“However, when you factor in the cost savings of up to 65% fuel saving, 10% reduction in operating costs and over 50% improvement in work rate, the effects of yield penalties are largely mitigated.

“Add in the savings in the farm’s overall machinery required for the direct-drill establishment, and the net profit in both farm situations is extremely positive,” saidMs Bailey.

GWCT Allerton Project head of partnerships Joe Stanley said: “On the environmental front, bird sightings at both farms were seen to double in a direct-drilling system, while earthworm numbers were also up.

Resilient farming

With the Basic Payment Scheme due to be phased out by 2028, and given the challenges of an increasingly extreme climate, Mr Staney said it had never been more vital for farmers to reduce costs and boost the resilience of their farming systems.

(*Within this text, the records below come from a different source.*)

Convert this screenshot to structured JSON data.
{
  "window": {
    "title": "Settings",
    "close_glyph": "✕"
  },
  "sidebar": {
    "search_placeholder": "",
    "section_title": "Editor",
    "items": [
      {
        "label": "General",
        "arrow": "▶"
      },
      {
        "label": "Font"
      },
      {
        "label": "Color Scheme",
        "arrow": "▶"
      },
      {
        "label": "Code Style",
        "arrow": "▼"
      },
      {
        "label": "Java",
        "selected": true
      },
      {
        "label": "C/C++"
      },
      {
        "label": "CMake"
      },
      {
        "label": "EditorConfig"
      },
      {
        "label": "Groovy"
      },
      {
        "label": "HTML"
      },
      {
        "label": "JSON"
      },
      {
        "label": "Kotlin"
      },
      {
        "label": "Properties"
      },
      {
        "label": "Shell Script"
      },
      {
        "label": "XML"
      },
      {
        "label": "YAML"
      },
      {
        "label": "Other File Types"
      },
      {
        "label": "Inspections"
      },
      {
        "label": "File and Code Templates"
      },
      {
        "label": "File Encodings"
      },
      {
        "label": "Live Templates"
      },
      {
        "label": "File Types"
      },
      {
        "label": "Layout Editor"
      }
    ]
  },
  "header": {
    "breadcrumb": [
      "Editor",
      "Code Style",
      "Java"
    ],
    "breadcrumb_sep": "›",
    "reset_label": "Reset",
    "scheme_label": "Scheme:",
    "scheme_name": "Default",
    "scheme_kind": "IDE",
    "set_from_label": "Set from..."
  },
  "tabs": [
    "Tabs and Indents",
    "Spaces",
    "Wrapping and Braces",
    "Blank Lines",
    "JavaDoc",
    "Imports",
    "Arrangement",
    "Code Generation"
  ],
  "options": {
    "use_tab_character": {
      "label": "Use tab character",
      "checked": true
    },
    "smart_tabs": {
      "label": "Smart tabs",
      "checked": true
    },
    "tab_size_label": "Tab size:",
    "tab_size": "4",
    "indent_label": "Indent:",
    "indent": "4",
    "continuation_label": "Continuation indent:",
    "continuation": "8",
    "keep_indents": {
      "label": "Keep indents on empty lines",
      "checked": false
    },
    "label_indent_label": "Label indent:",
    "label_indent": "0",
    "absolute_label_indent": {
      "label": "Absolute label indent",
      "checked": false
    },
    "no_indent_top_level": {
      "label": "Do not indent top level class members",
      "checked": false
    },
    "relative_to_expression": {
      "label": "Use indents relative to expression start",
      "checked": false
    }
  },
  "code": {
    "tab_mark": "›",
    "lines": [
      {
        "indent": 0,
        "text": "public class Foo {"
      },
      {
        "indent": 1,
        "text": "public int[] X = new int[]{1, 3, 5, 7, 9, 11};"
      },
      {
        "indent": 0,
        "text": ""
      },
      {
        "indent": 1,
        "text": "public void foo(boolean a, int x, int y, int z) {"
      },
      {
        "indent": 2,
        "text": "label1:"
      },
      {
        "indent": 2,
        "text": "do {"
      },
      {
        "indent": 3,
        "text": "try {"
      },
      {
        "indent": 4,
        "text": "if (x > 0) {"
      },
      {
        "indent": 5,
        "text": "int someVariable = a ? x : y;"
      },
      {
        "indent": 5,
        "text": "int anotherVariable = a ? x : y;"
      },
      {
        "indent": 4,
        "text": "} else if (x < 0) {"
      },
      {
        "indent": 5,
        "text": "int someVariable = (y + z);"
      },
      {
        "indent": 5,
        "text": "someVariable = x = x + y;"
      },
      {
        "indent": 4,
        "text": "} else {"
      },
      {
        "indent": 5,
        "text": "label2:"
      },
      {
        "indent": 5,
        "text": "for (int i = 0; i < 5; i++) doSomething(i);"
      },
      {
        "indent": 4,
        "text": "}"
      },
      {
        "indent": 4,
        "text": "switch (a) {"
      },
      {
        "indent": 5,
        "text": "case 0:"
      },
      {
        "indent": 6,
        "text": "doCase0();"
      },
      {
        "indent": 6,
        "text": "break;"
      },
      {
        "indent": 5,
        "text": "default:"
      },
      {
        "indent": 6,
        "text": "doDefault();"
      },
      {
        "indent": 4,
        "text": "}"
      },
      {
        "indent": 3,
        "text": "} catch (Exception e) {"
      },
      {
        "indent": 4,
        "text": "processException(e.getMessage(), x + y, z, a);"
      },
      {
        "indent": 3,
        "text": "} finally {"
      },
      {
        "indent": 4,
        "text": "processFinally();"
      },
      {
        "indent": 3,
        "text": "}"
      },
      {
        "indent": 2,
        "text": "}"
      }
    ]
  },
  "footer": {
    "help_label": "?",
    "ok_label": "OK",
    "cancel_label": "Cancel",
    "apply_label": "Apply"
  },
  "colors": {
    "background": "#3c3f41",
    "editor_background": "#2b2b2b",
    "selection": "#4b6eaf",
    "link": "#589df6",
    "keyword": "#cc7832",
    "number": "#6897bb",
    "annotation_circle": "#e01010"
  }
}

“Furthermore, the dramatically improved work rate of the reduced tillage system offers a clear attraction to farm businesses needing to capitalise on increasingly narrow weather windows,” he said.

The key metric in the report is the net profit/ha which improved at both sites despite decreased yields – although this wasn’t to deny the greater challenges represented by heavy land in this transition.

Consideration must also be given to the costs of replacing existing equipment, said Mr Stanley.

The story was similarly positive on the environmental front, with biodiversity increasing, the worm numbers moving in the right direction under reduced tillage to help improve soil health, and the carbon footprint of the food produced declining.